◆ **THE PROBLEM**: Write out the line that contains "Enumerate this screenshot's" and every line after it through the end of the entries, exactly as given and with no other lines.

◆ **INFORMATION GIVEN**:

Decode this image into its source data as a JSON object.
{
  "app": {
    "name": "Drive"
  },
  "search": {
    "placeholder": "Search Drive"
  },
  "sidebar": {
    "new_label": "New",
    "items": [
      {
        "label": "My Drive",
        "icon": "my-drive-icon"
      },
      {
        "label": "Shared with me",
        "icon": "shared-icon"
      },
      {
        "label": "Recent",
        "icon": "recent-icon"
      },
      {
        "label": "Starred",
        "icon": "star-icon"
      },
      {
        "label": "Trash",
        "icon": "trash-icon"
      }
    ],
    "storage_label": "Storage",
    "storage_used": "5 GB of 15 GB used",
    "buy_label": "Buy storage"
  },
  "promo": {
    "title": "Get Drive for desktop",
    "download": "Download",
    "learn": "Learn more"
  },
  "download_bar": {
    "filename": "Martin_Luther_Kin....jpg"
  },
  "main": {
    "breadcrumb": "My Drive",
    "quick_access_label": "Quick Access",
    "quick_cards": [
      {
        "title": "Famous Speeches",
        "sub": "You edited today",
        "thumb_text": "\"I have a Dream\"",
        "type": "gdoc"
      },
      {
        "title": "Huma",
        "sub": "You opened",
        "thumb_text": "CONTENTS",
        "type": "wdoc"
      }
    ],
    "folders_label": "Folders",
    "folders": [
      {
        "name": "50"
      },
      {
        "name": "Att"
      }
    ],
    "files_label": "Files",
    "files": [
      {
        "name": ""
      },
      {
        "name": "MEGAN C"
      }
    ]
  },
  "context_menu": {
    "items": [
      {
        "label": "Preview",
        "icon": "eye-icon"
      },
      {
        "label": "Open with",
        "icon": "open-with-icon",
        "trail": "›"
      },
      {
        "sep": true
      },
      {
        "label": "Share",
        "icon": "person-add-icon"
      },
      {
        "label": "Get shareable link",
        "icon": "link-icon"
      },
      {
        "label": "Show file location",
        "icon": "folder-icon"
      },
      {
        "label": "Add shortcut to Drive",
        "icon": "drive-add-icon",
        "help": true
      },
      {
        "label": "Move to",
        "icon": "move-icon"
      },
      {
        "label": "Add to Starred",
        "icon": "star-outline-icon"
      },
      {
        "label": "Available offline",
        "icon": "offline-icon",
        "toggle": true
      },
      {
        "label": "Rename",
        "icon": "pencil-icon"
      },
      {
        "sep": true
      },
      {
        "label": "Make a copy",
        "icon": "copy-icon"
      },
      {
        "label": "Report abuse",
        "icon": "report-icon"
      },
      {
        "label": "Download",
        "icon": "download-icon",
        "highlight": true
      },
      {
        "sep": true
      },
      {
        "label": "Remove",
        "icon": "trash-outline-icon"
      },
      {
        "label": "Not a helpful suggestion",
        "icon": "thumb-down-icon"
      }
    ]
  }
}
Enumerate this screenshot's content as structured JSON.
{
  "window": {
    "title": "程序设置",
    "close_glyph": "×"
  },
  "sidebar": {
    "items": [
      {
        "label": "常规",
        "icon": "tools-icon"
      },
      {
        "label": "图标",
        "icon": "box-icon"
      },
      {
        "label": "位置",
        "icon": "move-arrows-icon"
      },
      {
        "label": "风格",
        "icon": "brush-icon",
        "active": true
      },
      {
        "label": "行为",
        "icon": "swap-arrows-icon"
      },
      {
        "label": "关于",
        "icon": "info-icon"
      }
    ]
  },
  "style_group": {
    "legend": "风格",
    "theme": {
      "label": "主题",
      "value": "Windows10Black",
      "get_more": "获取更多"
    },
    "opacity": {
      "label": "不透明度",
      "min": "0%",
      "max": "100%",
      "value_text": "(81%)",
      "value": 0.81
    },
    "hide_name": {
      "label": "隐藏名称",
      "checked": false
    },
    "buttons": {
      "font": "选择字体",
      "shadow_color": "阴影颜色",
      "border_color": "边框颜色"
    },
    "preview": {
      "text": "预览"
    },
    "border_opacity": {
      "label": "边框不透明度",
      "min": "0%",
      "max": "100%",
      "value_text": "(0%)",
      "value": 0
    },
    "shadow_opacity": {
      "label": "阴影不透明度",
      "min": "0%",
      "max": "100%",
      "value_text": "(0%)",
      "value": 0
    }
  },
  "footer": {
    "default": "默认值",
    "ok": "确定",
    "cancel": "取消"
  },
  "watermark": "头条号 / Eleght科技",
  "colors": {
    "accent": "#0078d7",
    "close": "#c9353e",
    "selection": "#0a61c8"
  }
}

◆ **SOLUTION**:
Enumerate this screenshot's content as structured JSON.
{
  "window": {
    "title": "程序设置",
    "close_glyph": "×"
  },
  "sidebar": {
    "items": [
      {
        "label": "常规",
        "icon": "tools-icon"
      },
      {
        "label": "图标",
        "icon": "box-icon"
      },
      {
        "label": "位置",
        "icon": "move-arrows-icon"
      },
      {
        "label": "风格",
        "icon": "brush-icon",
        "active": true
      },
      {
        "label": "行为",
        "icon": "swap-arrows-icon"
      },
      {
        "label": "关于",
        "icon": "info-icon"
      }
    ]
  },
  "style_group": {
    "legend": "风格",
    "theme": {
      "label": "主题",
      "value": "Windows10Black",
      "get_more": "获取更多"
    },
    "opacity": {
      "label": "不透明度",
      "min": "0%",
      "max": "100%",
      "value_text": "(81%)",
      "value": 0.81
    },
    "hide_name": {
      "label": "隐藏名称",
      "checked": false
    },
    "buttons": {
      "font": "选择字体",
      "shadow_color": "阴影颜色",
      "border_color": "边框颜色"
    },
    "preview": {
      "text": "预览"
    },
    "border_opacity": {
      "label": "边框不透明度",
      "min": "0%",
      "max": "100%",
      "value_text": "(0%)",
      "value": 0
    },
    "shadow_opacity": {
      "label": "阴影不透明度",
      "min": "0%",
      "max": "100%",
      "value_text": "(0%)",
      "value": 0
    }
  },
  "footer": {
    "default": "默认值",
    "ok": "确定",
    "cancel": "取消"
  },
  "watermark": "头条号 / Eleght科技",
  "colors": {
    "accent": "#0078d7",
    "close": "#c9353e",
    "selection": "#0a61c8"
  }
}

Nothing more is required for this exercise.